Real treasures were used to wrap up the early accounts of Bristol Cathedral. The accounts themselves, recording the Dean and Chapter's spending from 1550 to 1900, are rare enough, but they were wrapped in 16 parchment pages from a religious song book from the late 1300s.
The manuscript probably came from a book belonging to St Augustine's Abbey. The Abbey was dissolved in 1539 on the orders of King Henry VIII. During this period, many ancient documents like these were destroyed by the Crown and by the Church of England in an effort to eradicate all traces of Catholicism.
However, because parchment was a fairly expensive commodity, pages were often recycled, in this case as covers or wraps for other books. In some cases the original text was scoured or scrubbed off so that the pages could be written on again. Discarded parchment from old texts was also used for stopping beer barrels, filling gaps in windows, cleaning guns, lining baking tins, and lighting fires. This is why intact pages like the Temporale are so rare, and so valuable.

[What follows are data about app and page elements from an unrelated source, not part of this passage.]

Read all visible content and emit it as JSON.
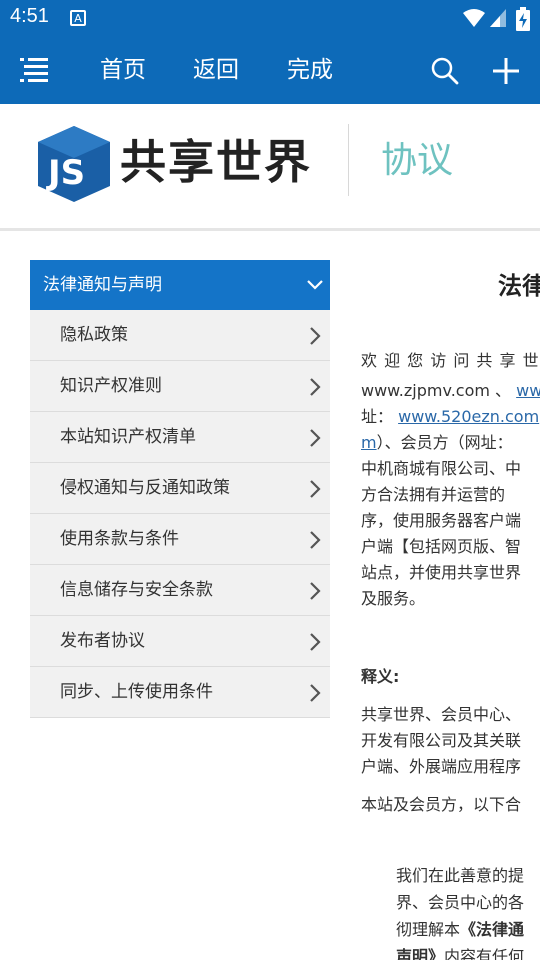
{
  "status_bar": {
    "time": "4:51",
    "notification_glyph": "A"
  },
  "toolbar": {
    "home": "首页",
    "back": "返回",
    "done": "完成"
  },
  "brand": {
    "logo_text": "共享世界",
    "section_label": "协议"
  },
  "sidebar": {
    "header": "法律通知与声明",
    "items": [
      "隐私政策",
      "知识产权准则",
      "本站知识产权清单",
      "侵权通知与反通知政策",
      "使用条款与条件",
      "信息储存与安全条款",
      "发布者协议",
      "同步、上传使用条件"
    ]
  },
  "content": {
    "title": "法律",
    "intro_lines": [
      "欢 迎 您 访 问 共 享 世",
      "www.zjpmv.com 、",
      "ww",
      "址：",
      "www.520ezn.com",
      "m",
      "）、会员方（网址：",
      "中机商城有限公司、中",
      "方合法拥有并运营的",
      "序，使用服务器客户端",
      "户端【包括网页版、智",
      "站点，并使用共享世界",
      "及服务。"
    ],
    "definitions_heading": "释义:",
    "definition_lines": [
      "共享世界、会员中心、",
      "开发有限公司及其关联",
      "户端、外展端应用程序"
    ],
    "members_line": "本站及会员方，以下合",
    "notice_lines": [
      "我们在此善意的提",
      "界、会员中心的各",
      "彻理解本",
      "《法律通",
      "声明》",
      "内容有任何"
    ]
  }
}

As well as containing the order of service for the Christmas Mass, and the musical notation to accompany it, the Temporale pages are decorated with beautiful pen drawings by the medieval calligrapher who wrote the work. One is of a small dog, which may have been the illustrator's pet, or perhaps belonged to the Abbey staff. Further drawings show birds, fish and other animals.